> _Task objective_
Filter the listing below down to the lines holding the word "SUBISTIT", and copy those lines.

> _Exercise input_

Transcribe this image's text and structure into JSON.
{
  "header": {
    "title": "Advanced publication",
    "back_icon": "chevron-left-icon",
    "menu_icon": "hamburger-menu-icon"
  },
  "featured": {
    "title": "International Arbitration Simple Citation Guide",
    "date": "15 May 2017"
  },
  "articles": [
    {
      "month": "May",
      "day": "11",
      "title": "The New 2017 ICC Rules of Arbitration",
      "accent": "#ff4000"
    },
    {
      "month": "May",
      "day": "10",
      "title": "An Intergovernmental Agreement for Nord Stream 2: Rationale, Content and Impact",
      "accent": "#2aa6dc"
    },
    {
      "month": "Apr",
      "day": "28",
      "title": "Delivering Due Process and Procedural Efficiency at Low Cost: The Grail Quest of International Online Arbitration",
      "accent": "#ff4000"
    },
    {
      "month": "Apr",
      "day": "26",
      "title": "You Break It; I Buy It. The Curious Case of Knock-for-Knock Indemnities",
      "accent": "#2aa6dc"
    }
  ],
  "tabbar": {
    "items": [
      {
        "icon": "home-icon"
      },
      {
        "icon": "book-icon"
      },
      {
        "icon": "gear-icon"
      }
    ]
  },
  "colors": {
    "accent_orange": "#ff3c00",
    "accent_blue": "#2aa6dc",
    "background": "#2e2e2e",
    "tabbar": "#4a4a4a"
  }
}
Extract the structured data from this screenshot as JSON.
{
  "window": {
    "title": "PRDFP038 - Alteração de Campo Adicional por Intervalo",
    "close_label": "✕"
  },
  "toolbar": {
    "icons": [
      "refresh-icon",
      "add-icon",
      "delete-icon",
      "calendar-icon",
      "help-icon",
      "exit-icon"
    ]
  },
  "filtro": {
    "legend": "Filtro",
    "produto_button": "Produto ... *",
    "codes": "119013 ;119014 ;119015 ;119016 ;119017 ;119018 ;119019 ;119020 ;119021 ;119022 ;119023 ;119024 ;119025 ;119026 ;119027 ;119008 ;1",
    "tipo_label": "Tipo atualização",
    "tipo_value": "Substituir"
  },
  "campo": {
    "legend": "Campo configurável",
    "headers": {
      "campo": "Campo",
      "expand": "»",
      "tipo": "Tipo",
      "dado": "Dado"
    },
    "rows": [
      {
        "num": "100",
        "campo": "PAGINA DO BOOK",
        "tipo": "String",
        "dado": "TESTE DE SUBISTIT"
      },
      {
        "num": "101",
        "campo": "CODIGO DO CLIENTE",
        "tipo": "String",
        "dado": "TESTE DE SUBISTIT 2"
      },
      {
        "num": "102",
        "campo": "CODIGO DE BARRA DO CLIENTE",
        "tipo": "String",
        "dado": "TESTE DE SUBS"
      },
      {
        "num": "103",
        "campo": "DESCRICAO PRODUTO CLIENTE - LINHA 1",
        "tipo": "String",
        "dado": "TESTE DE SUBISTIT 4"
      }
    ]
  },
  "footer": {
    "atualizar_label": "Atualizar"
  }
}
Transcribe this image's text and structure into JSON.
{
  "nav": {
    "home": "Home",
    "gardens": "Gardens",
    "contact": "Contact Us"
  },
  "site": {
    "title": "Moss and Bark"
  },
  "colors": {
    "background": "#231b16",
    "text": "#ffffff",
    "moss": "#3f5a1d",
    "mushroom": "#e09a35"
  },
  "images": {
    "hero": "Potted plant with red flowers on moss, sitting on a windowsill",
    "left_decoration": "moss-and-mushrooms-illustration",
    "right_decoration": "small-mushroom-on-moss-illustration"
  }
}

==

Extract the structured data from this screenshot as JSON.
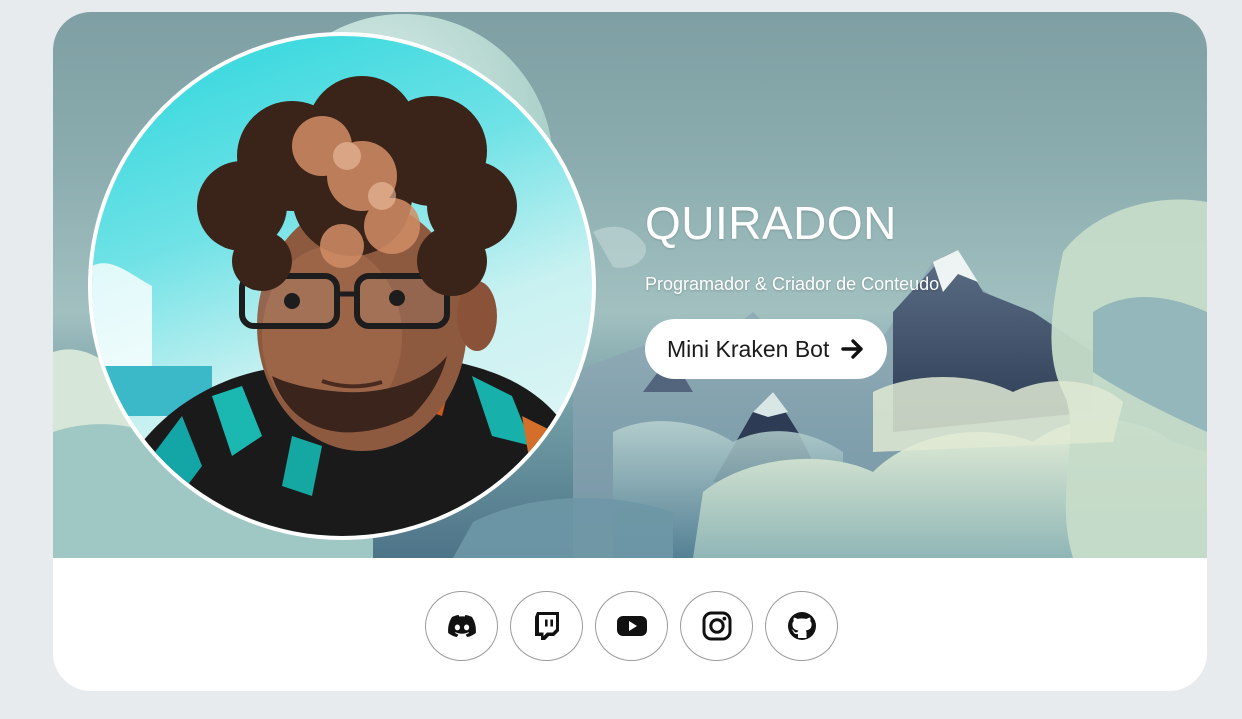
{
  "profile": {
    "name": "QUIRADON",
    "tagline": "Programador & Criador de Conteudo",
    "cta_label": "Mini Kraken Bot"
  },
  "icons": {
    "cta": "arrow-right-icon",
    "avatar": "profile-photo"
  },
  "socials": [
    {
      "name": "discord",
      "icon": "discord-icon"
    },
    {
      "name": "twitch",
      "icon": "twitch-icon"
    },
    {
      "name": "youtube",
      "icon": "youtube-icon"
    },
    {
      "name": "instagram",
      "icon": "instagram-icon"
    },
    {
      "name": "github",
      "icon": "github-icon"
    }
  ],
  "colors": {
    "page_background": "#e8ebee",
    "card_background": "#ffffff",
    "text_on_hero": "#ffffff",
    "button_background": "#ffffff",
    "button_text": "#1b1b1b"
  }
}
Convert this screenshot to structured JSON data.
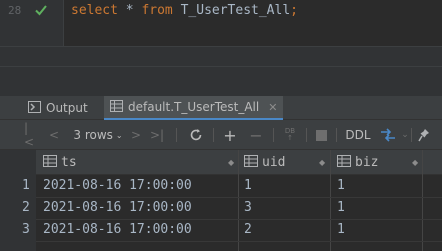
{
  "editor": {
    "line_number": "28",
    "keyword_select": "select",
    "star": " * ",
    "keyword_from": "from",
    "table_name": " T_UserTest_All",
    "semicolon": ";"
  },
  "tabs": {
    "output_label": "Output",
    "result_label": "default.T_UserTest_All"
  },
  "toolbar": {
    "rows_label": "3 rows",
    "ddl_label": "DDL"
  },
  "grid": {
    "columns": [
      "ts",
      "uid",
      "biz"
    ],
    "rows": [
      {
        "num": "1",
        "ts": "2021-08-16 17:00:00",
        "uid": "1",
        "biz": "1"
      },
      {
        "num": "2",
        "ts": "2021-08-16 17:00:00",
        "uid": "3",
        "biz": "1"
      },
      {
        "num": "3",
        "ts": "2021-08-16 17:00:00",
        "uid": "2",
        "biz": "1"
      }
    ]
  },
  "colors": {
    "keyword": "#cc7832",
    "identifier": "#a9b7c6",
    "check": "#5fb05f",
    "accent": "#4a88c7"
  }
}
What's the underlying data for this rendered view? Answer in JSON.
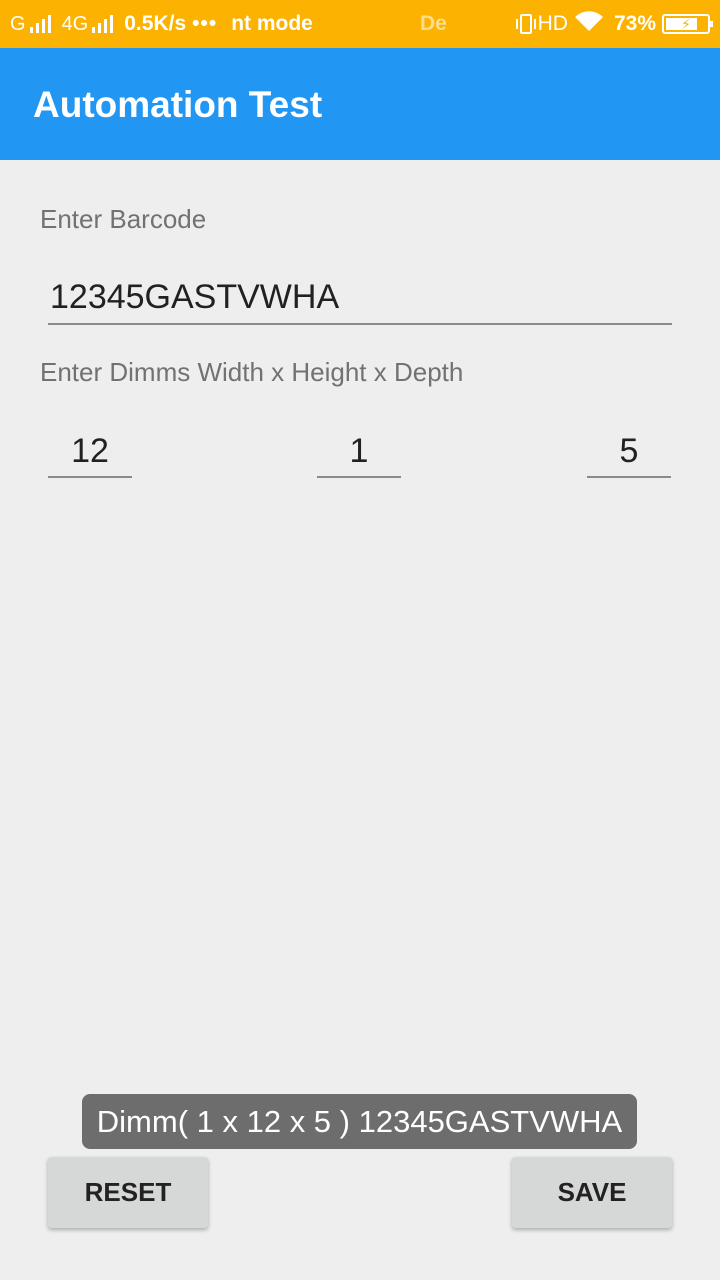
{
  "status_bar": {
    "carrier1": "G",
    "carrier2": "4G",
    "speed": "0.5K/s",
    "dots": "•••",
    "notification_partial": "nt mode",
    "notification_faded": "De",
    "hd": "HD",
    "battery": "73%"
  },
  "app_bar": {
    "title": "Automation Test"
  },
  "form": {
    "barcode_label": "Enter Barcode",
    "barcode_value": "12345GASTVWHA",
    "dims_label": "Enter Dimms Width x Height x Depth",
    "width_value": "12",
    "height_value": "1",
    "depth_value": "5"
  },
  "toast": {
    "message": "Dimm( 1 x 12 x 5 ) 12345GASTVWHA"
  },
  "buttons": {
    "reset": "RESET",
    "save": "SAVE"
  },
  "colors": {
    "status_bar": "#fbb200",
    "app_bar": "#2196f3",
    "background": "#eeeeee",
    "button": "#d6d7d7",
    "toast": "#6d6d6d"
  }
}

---

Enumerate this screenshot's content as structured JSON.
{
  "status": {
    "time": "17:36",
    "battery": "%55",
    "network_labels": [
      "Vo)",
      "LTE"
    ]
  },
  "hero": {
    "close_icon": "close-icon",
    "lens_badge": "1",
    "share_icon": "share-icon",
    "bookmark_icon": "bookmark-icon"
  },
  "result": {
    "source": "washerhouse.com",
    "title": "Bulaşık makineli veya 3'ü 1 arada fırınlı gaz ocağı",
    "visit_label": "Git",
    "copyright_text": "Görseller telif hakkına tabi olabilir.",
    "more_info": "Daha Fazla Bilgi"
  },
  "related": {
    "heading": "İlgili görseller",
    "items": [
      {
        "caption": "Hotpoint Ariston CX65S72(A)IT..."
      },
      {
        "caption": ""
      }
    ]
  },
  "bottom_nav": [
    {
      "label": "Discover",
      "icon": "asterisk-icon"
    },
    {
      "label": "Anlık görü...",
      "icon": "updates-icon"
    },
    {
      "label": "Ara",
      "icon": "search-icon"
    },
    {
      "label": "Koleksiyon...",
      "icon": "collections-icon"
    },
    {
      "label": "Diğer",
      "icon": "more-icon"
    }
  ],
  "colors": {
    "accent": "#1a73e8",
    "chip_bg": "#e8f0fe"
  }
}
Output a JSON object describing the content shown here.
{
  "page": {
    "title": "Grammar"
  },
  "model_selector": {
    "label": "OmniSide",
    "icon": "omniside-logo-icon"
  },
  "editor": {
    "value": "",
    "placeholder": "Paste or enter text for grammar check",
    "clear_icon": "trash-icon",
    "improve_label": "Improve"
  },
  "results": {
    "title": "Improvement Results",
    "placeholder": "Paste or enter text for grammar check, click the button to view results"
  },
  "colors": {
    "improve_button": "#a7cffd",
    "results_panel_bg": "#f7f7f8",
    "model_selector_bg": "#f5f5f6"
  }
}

> _Answer section_
        "dado": "TESTE DE SUBISTIT"
        "dado": "TESTE DE SUBISTIT 2"
        "dado": "TESTE DE SUBISTIT 4"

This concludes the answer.